3. Quantitative Easing
Most central banks use quantitative easing to flood the market with new money, with the intention of liquidating the credit markets – making it easier for financial institutions to lend money. The central bank buys government debt from financial institutions, which then frees them up to lend to consumers and businesses. Alternatively, the institutions may simply just buy fresh government debt – if it chooses to borrow more.
The financial institutions will have a number of options to move the fresh cash – although this is not always effective. As we saw during the 2008 financial crisis, banks kept the newly minted money in their reserve accounts as the risk of lending it out was too great. Nevertheless, quantitative easing can potentially increase economic growth if the money filters through to consumers, businesses, and potentially, the government.

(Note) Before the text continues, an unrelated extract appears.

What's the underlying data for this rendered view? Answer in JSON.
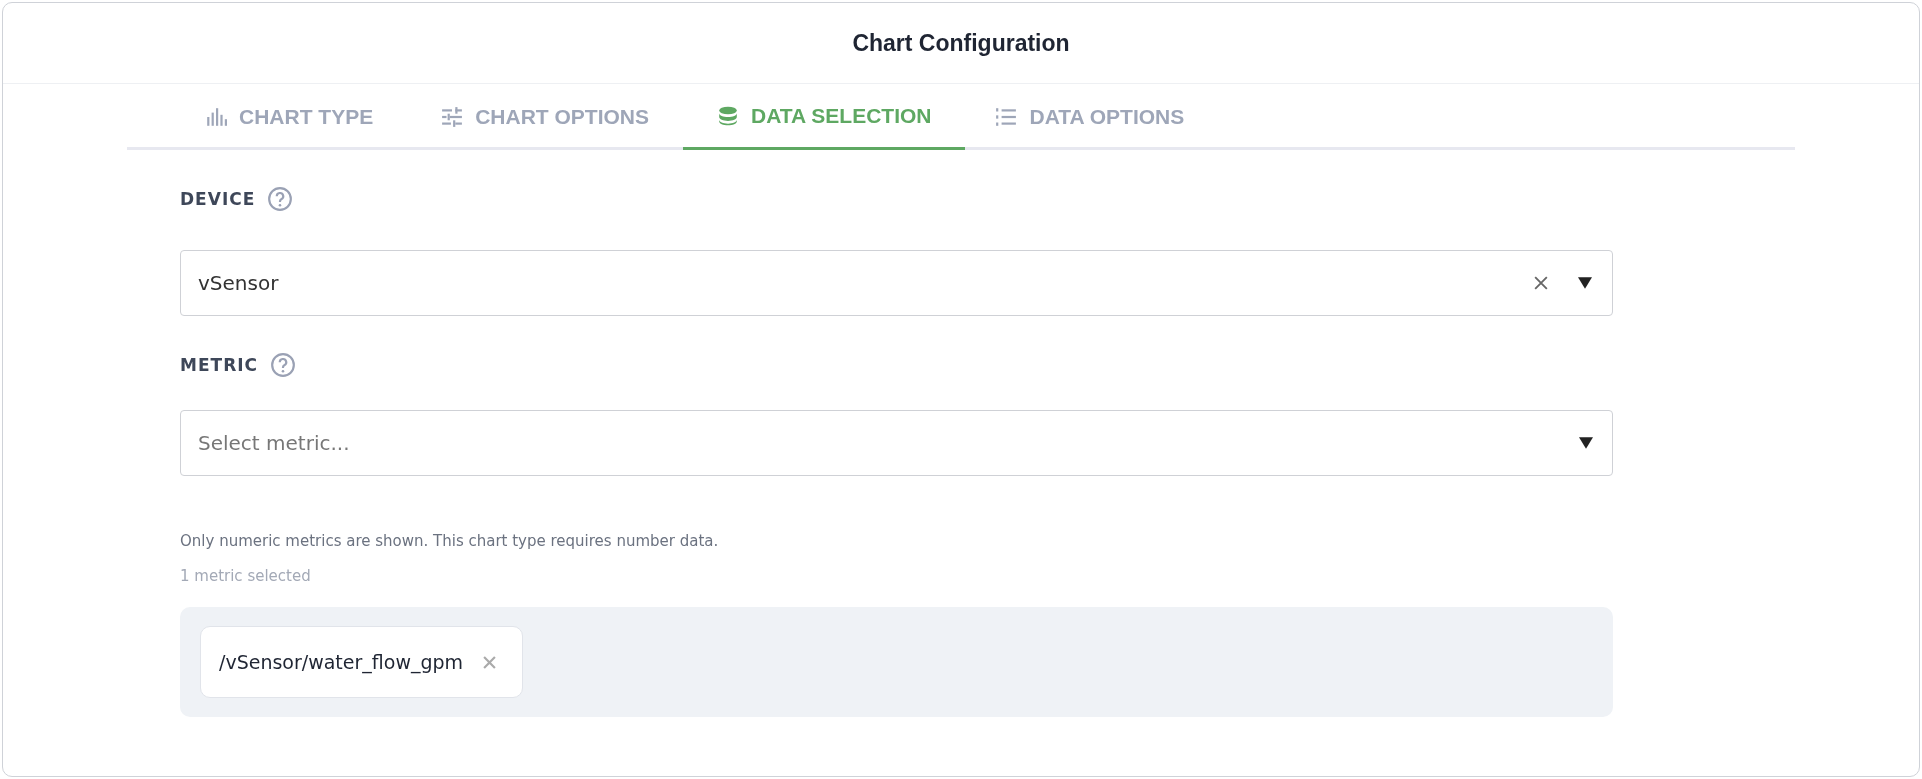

4. Reduce Interest Rates
By lowering interest rates, the central bank essentially puts more money back into the pockets of consumers and businesses – which encouraging savers to spend their money. So consumers with variable-rate mortgages will pay less to their provider each month. Instead, they have that additional stream of income to spend in the economy.
Lower interest rates also mean businesses have to pay back less – providing a boost to the firm’s cash flow. These lower rates also make it cheaper to borrow, which creates an opportunity for firms to invest in better equipment.
5. Remove Regulations
One of the issues many firms face is the long list of regulations they have to abide by. Not only do many create additional costs to business, but also the cost to the consumers. By removing regulatory hurdles, it not only reduces the efficiency of the business but also makes goods cheaper for consumers.
We also have other regulations such as labour laws. By making it easier for firms to hire and fire, it creates a greater incentive for businesses to start investing in new employees. That could get the economy started again as more people join the workforce, thereby generating an economic output and spending money.
FAQs on Recession
During a recession, people lose their jobs, businesses go bust, stock markets tumble, and exchange rates tend to decline.
A recession is when there are two consecutive quarters of negative economic growth, as measured by GDP.
There are many individual causes of a recession, but the main contributory factor is declining demand. This may be from consumers, businesses, government, or internationally through lower exports.
Paul Boyce is an economics editor with over 10 years experience in the industry. Currently working as a consultant within the financial services sector, Paul is the CEO and chief editor of BoyceWire. He has written publications for FEE, the Mises Institute, and many others.